"The song is put on loop and the installation runs on solar batteries to keep Toto going for all eternity."

Eternity: The speakers are powered by solar energy and designed for durability. Photo / Supplied
Eternity: The speakers are powered by solar energy and designed for durability. Photo / Supplied

The 27-year-old artist "wanted to pay the song the ultimate homage and physically exhibit Africa in Africa," he revealed in an interview with the BBC.

While Namibians love it others have called it the "worst sound installation ever."

But Siedentopf seems to be enjoying the mixed reception.

It was intended to be an eternal tribute, with the set up designed to be as durable as possible – but even Toto might not outlast the sands of the Namib.

Only the most dedicated of Toto fans will be able to find the artwork.

The installation is located somewhere in the 80,000-square-kilometre desert. Photo / Supplied
The installation is located somewhere in the 80,000-square-kilometre desert. Photo / Supplied

One clue left by Siedentopf as to its whereabouts is a map detailing the "approximate location of the installation" as somewhere in the 81,000-square-kilometre expanse of sand which spans three countries.

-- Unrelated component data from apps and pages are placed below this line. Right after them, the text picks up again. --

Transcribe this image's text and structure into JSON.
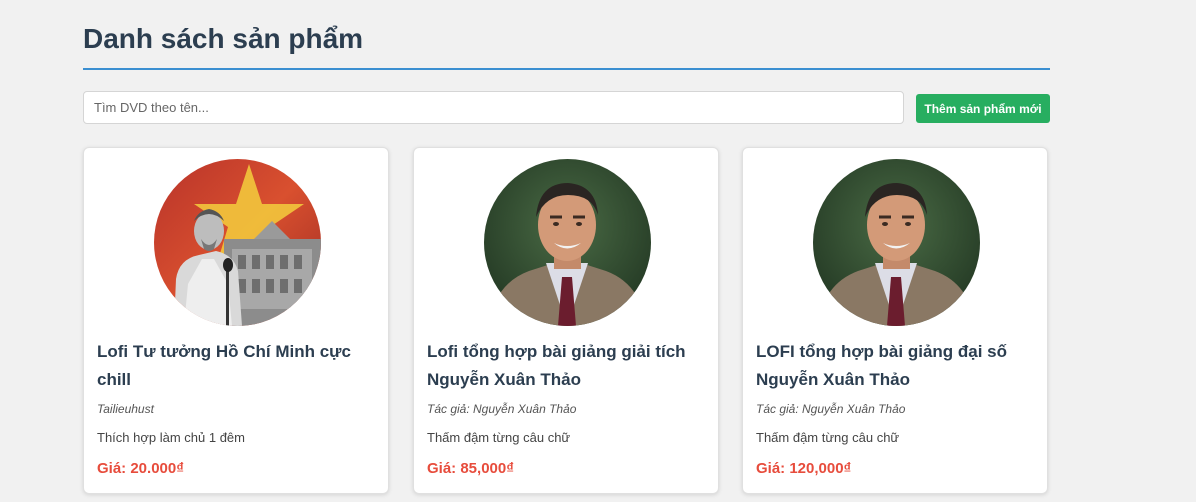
{
  "page": {
    "title": "Danh sách sản phẩm"
  },
  "toolbar": {
    "search_placeholder": "Tìm DVD theo tên...",
    "add_label": "Thêm sản phẩm mới"
  },
  "colors": {
    "accent": "#3b8fd1",
    "add_button": "#27ae60",
    "price": "#e74c3c",
    "title": "#2c3e50"
  },
  "products": [
    {
      "title": "Lofi Tư tưởng Hồ Chí Minh cực chill",
      "author": "Tailieuhust",
      "description": "Thích hợp làm chủ 1 đêm",
      "price": "Giá: 20.000₫",
      "image": "historical-portrait-flag-image"
    },
    {
      "title": "Lofi tổng hợp bài giảng giải tích Nguyễn Xuân Thảo",
      "author": "Tác giả: Nguyễn Xuân Thảo",
      "description": "Thấm đậm từng câu chữ",
      "price": "Giá: 85,000₫",
      "image": "lecturer-portrait-image"
    },
    {
      "title": "LOFI tổng hợp bài giảng đại số Nguyễn Xuân Thảo",
      "author": "Tác giả: Nguyễn Xuân Thảo",
      "description": "Thấm đậm từng câu chữ",
      "price": "Giá: 120,000₫",
      "image": "lecturer-portrait-image"
    }
  ]
}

Meanwhile, it will be out there somewhere, playing in the 55 million year old desert.